 Then & Now 
The first candy kitchen was in the back of the first See's shop in Los Angeles, CA. Although much has changed over the years, we still employ many of the same traditional methods to create our famous candy (and even some of Mary See's original recipes!) Take a peek into the See's kitchen and candy-making methods of yesteryear and see how they compare to our candy kitchens today.

Hand-Decorating Eggs
This footage was shot prior to the Covid-19 pandemic.
Featuring delicious flavors from Bordeaux™ to Rocky Road, our large chocolate-covered Easter eggs are still artfully decorated by hand just as they have been since the beginning. Candy Makers use a pipette to create elegant designs and cute candy flowers, carefully hand-decorating each and every egg. It's quite a task—but the results speak for themselves.

Bon Bon Dipping
This footage was shot prior to the Covid-19 pandemic.
Back then, Candy Makers made Bon Bon centers by hand and dipped them one by one into a pot of fondant. Today, all of our Bon Bons are still individually dipped and decorated by our talented Candy Makers. A skillful twist of the wrist gives every hand-dipped Bon Bon its signature flourish. In fact, our longtime Bon Bon dippers say they can identify the maker of each piece based on the distinct style of the twist.

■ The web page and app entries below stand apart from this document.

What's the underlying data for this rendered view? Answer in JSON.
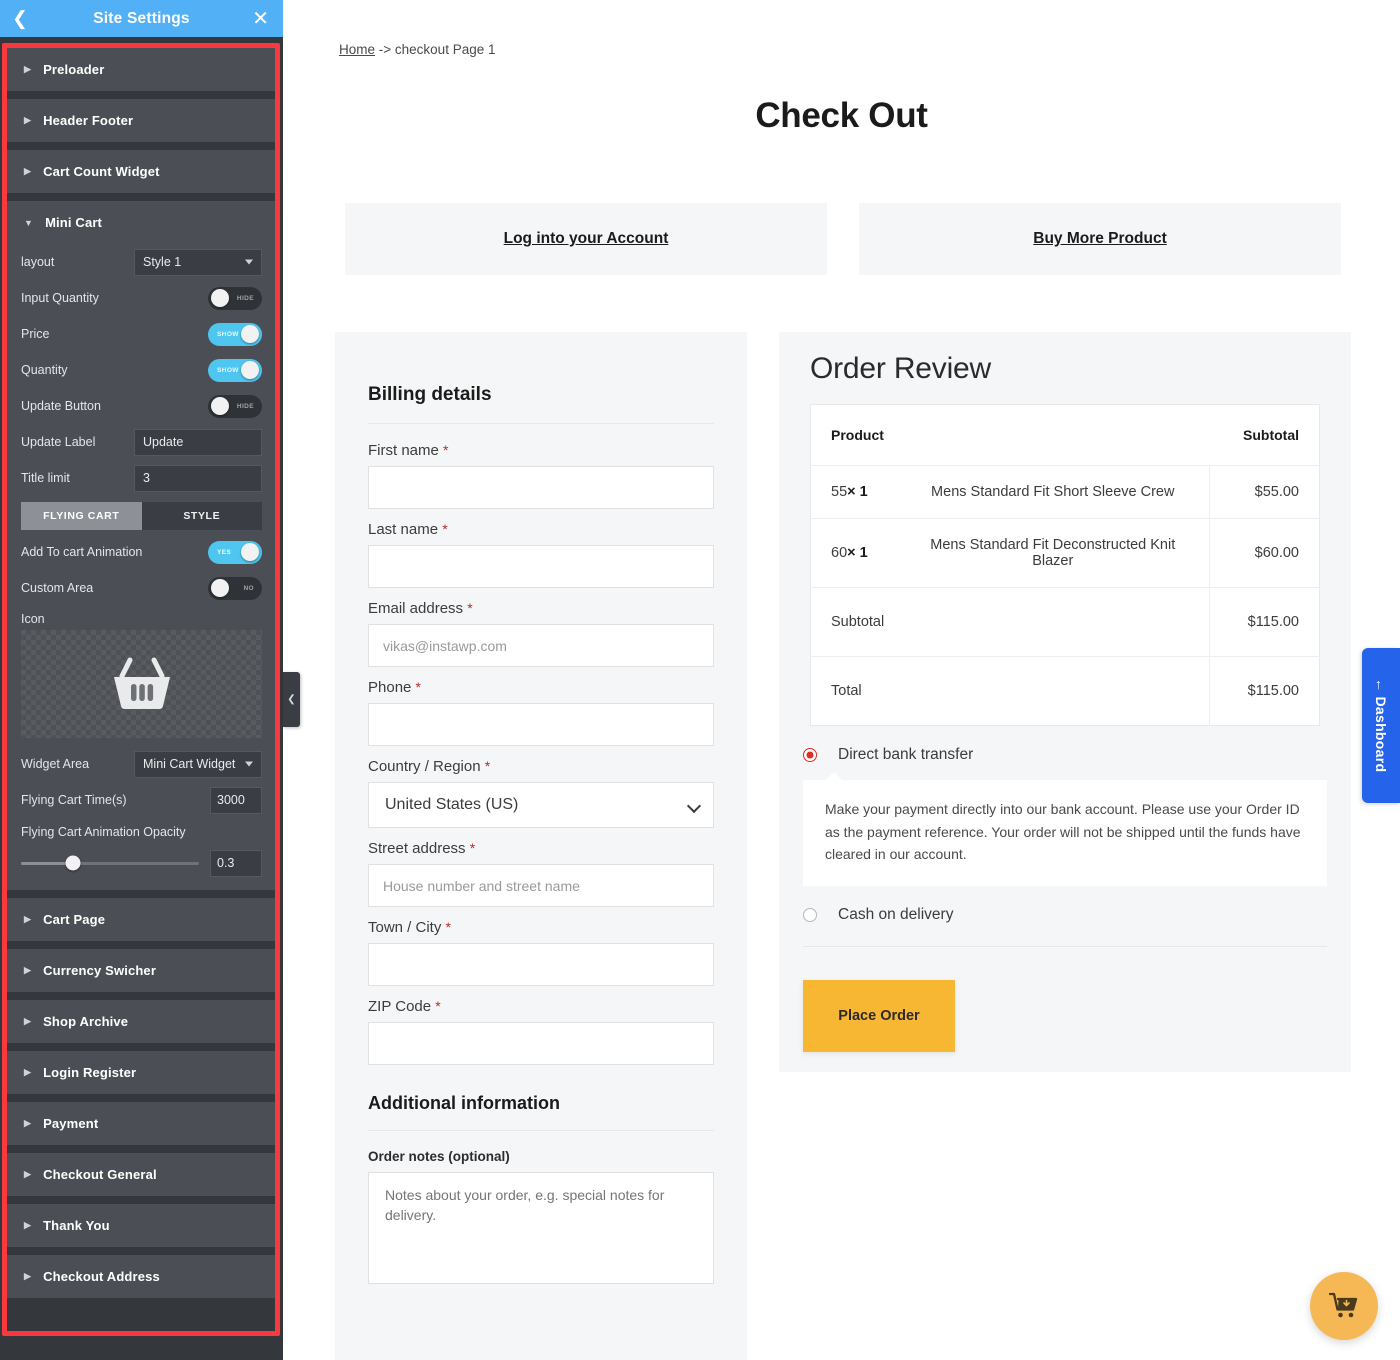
{
  "sidebar": {
    "header": {
      "title": "Site Settings",
      "back_icon": "chevron-left-icon",
      "close_icon": "close-icon"
    },
    "sections_before": [
      {
        "label": "Preloader"
      },
      {
        "label": "Header Footer"
      },
      {
        "label": "Cart Count Widget"
      }
    ],
    "mini_cart": {
      "label": "Mini Cart",
      "layout": {
        "label": "layout",
        "value": "Style 1"
      },
      "input_quantity": {
        "label": "Input Quantity",
        "state": "HIDE",
        "on": false
      },
      "price": {
        "label": "Price",
        "state": "SHOW",
        "on": true
      },
      "quantity": {
        "label": "Quantity",
        "state": "SHOW",
        "on": true
      },
      "update_button": {
        "label": "Update Button",
        "state": "HIDE",
        "on": false
      },
      "update_label": {
        "label": "Update Label",
        "value": "Update"
      },
      "title_limit": {
        "label": "Title limit",
        "value": "3"
      },
      "tabs": [
        {
          "label": "FLYING CART",
          "active": true
        },
        {
          "label": "STYLE",
          "active": false
        }
      ],
      "add_to_cart_animation": {
        "label": "Add To cart Animation",
        "state": "YES",
        "on": true
      },
      "custom_area": {
        "label": "Custom Area",
        "state": "NO",
        "on": false
      },
      "icon": {
        "label": "Icon",
        "icon_name": "shopping-basket-icon"
      },
      "widget_area": {
        "label": "Widget Area",
        "value": "Mini Cart Widget"
      },
      "flying_cart_time": {
        "label": "Flying Cart Time(s)",
        "value": "3000"
      },
      "flying_cart_opacity": {
        "label": "Flying Cart Animation Opacity",
        "value": "0.3"
      }
    },
    "sections_after": [
      {
        "label": "Cart Page"
      },
      {
        "label": "Currency Swicher"
      },
      {
        "label": "Shop Archive"
      },
      {
        "label": "Login Register"
      },
      {
        "label": "Payment"
      },
      {
        "label": "Checkout General"
      },
      {
        "label": "Thank You"
      },
      {
        "label": "Checkout Address"
      }
    ],
    "collapse_handle_icon": "chevron-left-icon",
    "highlight_color": "#f9393f",
    "header_color": "#52b0f7"
  },
  "main": {
    "breadcrumb": {
      "home": "Home",
      "separator": " -> ",
      "current": "checkout Page 1"
    },
    "page_title": "Check Out",
    "cta": [
      {
        "label": "Log into your Account"
      },
      {
        "label": "Buy More Product"
      }
    ],
    "billing": {
      "title": "Billing details",
      "fields": [
        {
          "label": "First name",
          "required": true,
          "value": "",
          "placeholder": ""
        },
        {
          "label": "Last name",
          "required": true,
          "value": "",
          "placeholder": ""
        },
        {
          "label": "Email address",
          "required": true,
          "value": "",
          "placeholder": "vikas@instawp.com"
        },
        {
          "label": "Phone",
          "required": true,
          "value": "",
          "placeholder": ""
        }
      ],
      "country": {
        "label": "Country / Region",
        "required": true,
        "value": "United States (US)"
      },
      "street": {
        "label": "Street address",
        "required": true,
        "placeholder": "House number and street name"
      },
      "town": {
        "label": "Town / City",
        "required": true,
        "placeholder": ""
      },
      "zip": {
        "label": "ZIP Code",
        "required": true,
        "placeholder": ""
      },
      "additional_title": "Additional information",
      "notes_label": "Order notes (optional)",
      "notes_placeholder": "Notes about your order, e.g. special notes for delivery."
    },
    "order": {
      "title": "Order Review",
      "columns": {
        "product": "Product",
        "subtotal": "Subtotal"
      },
      "items": [
        {
          "qty_price": "55",
          "qty_sep": "× ",
          "qty": "1",
          "name": "Mens Standard Fit Short Sleeve Crew",
          "amount": "$55.00"
        },
        {
          "qty_price": "60",
          "qty_sep": "× ",
          "qty": "1",
          "name": "Mens Standard Fit Deconstructed Knit Blazer",
          "amount": "$60.00"
        }
      ],
      "subtotal": {
        "label": "Subtotal",
        "amount": "$115.00"
      },
      "total": {
        "label": "Total",
        "amount": "$115.00"
      }
    },
    "payment": {
      "options": [
        {
          "label": "Direct bank transfer",
          "selected": true
        },
        {
          "label": "Cash on delivery",
          "selected": false
        }
      ],
      "description": "Make your payment directly into our bank account. Please use your Order ID as the payment reference. Your order will not be shipped until the funds have cleared in our account.",
      "place_order_label": "Place Order",
      "button_color": "#f7b733"
    },
    "dashboard_tab": {
      "label": "← Dashboard",
      "color": "#2563eb"
    },
    "floating_cart": {
      "icon_name": "shopping-cart-icon",
      "color": "#f6b755"
    }
  }
}
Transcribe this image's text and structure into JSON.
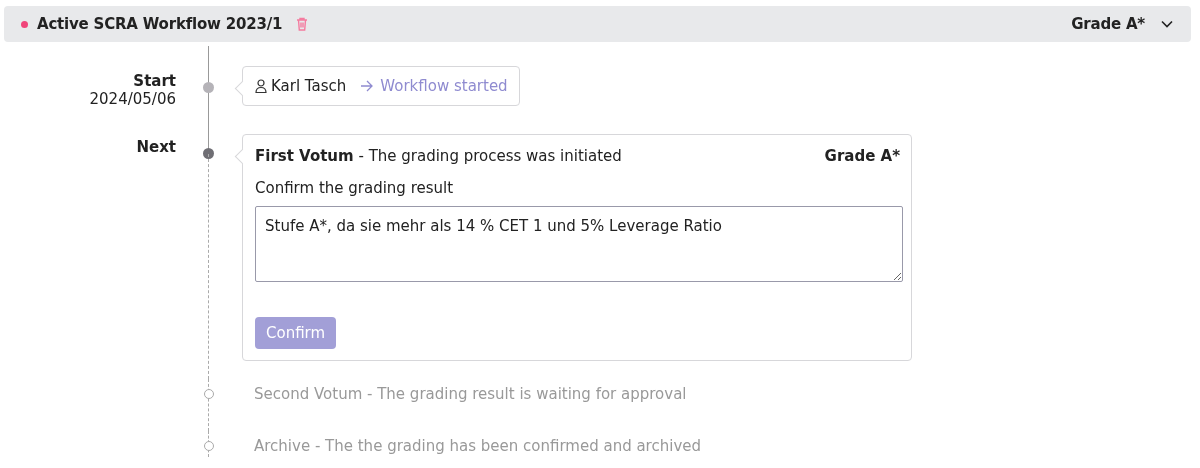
{
  "header": {
    "active": true,
    "title": "Active SCRA Workflow 2023/1",
    "grade": "Grade A*",
    "expanded": true
  },
  "steps": [
    {
      "kind": "done",
      "label": "Start",
      "date": "2024/05/06",
      "user": "Karl Tasch",
      "action": "Workflow started"
    },
    {
      "kind": "current",
      "label": "Next",
      "title": "**First Votum** - The grading process was initiated",
      "grade": "Grade A*",
      "prompt": "Confirm the grading result",
      "value": "Stufe A*, da sie mehr als 14 % CET 1 und 5% Leverage Ratio",
      "button": {
        "label": "Confirm",
        "disabled": true
      }
    },
    {
      "kind": "pending",
      "text": "Second Votum - The grading result is waiting for approval"
    },
    {
      "kind": "pending",
      "text": "Archive - The the grading has been confirmed and archived"
    }
  ]
}
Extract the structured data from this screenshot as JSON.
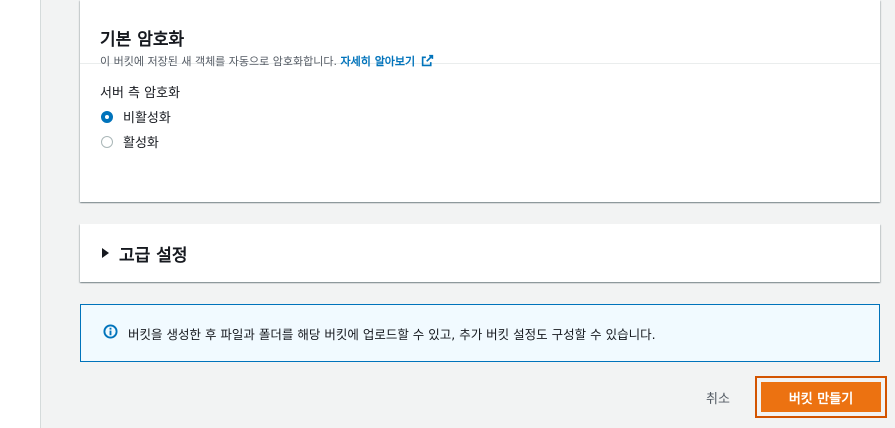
{
  "encryption": {
    "title": "기본 암호화",
    "description": "이 버킷에 저장된 새 객체를 자동으로 암호화합니다.",
    "learn_more": "자세히 알아보기",
    "field_label": "서버 측 암호화",
    "options": [
      {
        "label": "비활성화",
        "selected": true
      },
      {
        "label": "활성화",
        "selected": false
      }
    ]
  },
  "advanced": {
    "title": "고급 설정",
    "expanded": false
  },
  "info": {
    "message": "버킷을 생성한 후 파일과 폴더를 해당 버킷에 업로드할 수 있고, 추가 버킷 설정도 구성할 수 있습니다."
  },
  "footer": {
    "cancel_label": "취소",
    "create_label": "버킷 만들기"
  },
  "colors": {
    "accent": "#0073bb",
    "primary_button": "#ec7211",
    "highlight_border": "#d35400"
  },
  "icons": {
    "external_link": "external-link-icon",
    "info": "info-icon",
    "expand": "caret-right-icon"
  }
}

Candy Conveyor
This footage was shot prior to the Covid-19 pandemic.
Though the equipment has been updated, our candy conveyors still look very much the same as they did in the early days. Carrying pieces of candy down the line to be sorted, enrobed in chocolate, showered with sprinkles or packed into boxes, these conveyors remain a candy kitchen essential. Not to mention, they were the inspiration for one of Lucille Ball's most famous (and funniest) acts on I Love Lucy.